» EXERCISE DETAILS
Repeat each entry. Keep every line exactly as it is.

[Component data from apps and pages]
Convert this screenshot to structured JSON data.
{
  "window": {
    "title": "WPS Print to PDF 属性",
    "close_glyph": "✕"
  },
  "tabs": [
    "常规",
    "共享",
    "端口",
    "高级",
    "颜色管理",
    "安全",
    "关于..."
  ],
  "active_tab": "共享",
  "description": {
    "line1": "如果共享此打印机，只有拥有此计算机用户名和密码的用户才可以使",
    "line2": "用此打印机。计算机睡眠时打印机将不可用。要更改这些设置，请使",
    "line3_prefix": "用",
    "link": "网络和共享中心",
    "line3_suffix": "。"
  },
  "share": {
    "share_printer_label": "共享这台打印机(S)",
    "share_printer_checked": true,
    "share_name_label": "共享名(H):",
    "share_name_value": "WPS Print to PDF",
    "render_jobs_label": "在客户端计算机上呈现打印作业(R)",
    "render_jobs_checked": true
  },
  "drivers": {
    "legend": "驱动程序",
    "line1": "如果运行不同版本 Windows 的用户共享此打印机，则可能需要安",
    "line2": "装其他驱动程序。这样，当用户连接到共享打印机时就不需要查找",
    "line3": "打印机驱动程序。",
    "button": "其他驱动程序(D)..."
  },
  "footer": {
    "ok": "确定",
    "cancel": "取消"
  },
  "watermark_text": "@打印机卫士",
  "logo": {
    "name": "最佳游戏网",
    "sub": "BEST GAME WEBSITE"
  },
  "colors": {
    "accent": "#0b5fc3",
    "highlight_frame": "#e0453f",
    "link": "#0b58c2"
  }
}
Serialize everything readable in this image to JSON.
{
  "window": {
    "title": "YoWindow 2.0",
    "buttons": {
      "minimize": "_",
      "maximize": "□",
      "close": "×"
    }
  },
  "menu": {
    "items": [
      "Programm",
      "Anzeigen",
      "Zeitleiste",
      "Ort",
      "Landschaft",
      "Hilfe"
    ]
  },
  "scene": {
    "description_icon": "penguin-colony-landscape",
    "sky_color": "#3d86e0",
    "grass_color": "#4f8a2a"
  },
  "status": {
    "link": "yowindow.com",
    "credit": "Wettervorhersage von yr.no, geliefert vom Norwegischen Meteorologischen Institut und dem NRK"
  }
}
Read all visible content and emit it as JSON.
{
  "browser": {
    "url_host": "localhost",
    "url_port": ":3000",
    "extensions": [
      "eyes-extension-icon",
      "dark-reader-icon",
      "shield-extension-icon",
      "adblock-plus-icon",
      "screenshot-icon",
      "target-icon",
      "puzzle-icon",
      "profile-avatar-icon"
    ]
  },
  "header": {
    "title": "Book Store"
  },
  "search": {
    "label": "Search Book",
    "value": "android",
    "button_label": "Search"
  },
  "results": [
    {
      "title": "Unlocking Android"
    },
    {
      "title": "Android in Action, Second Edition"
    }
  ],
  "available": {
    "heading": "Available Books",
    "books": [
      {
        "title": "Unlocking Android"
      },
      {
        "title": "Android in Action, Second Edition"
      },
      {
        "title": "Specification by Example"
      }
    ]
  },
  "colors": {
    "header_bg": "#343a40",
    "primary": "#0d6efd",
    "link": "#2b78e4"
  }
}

» EXERCISE RESPONSE
Convert this screenshot to structured JSON data.
{
  "window": {
    "title": "WPS Print to PDF 属性",
    "close_glyph": "✕"
  },
  "tabs": [
    "常规",
    "共享",
    "端口",
    "高级",
    "颜色管理",
    "安全",
    "关于..."
  ],
  "active_tab": "共享",
  "description": {
    "line1": "如果共享此打印机，只有拥有此计算机用户名和密码的用户才可以使",
    "line2": "用此打印机。计算机睡眠时打印机将不可用。要更改这些设置，请使",
    "line3_prefix": "用",
    "link": "网络和共享中心",
    "line3_suffix": "。"
  },
  "share": {
    "share_printer_label": "共享这台打印机(S)",
    "share_printer_checked": true,
    "share_name_label": "共享名(H):",
    "share_name_value": "WPS Print to PDF",
    "render_jobs_label": "在客户端计算机上呈现打印作业(R)",
    "render_jobs_checked": true
  },
  "drivers": {
    "legend": "驱动程序",
    "line1": "如果运行不同版本 Windows 的用户共享此打印机，则可能需要安",
    "line2": "装其他驱动程序。这样，当用户连接到共享打印机时就不需要查找",
    "line3": "打印机驱动程序。",
    "button": "其他驱动程序(D)..."
  },
  "footer": {
    "ok": "确定",
    "cancel": "取消"
  },
  "watermark_text": "@打印机卫士",
  "logo": {
    "name": "最佳游戏网",
    "sub": "BEST GAME WEBSITE"
  },
  "colors": {
    "accent": "#0b5fc3",
    "highlight_frame": "#e0453f",
    "link": "#0b58c2"
  }
}
Serialize everything readable in this image to JSON.
{
  "window": {
    "title": "YoWindow 2.0",
    "buttons": {
      "minimize": "_",
      "maximize": "□",
      "close": "×"
    }
  },
  "menu": {
    "items": [
      "Programm",
      "Anzeigen",
      "Zeitleiste",
      "Ort",
      "Landschaft",
      "Hilfe"
    ]
  },
  "scene": {
    "description_icon": "penguin-colony-landscape",
    "sky_color": "#3d86e0",
    "grass_color": "#4f8a2a"
  },
  "status": {
    "link": "yowindow.com",
    "credit": "Wettervorhersage von yr.no, geliefert vom Norwegischen Meteorologischen Institut und dem NRK"
  }
}
Read all visible content and emit it as JSON.
{
  "browser": {
    "url_host": "localhost",
    "url_port": ":3000",
    "extensions": [
      "eyes-extension-icon",
      "dark-reader-icon",
      "shield-extension-icon",
      "adblock-plus-icon",
      "screenshot-icon",
      "target-icon",
      "puzzle-icon",
      "profile-avatar-icon"
    ]
  },
  "header": {
    "title": "Book Store"
  },
  "search": {
    "label": "Search Book",
    "value": "android",
    "button_label": "Search"
  },
  "results": [
    {
      "title": "Unlocking Android"
    },
    {
      "title": "Android in Action, Second Edition"
    }
  ],
  "available": {
    "heading": "Available Books",
    "books": [
      {
        "title": "Unlocking Android"
      },
      {
        "title": "Android in Action, Second Edition"
      },
      {
        "title": "Specification by Example"
      }
    ]
  },
  "colors": {
    "header_bg": "#343a40",
    "primary": "#0d6efd",
    "link": "#2b78e4"
  }
}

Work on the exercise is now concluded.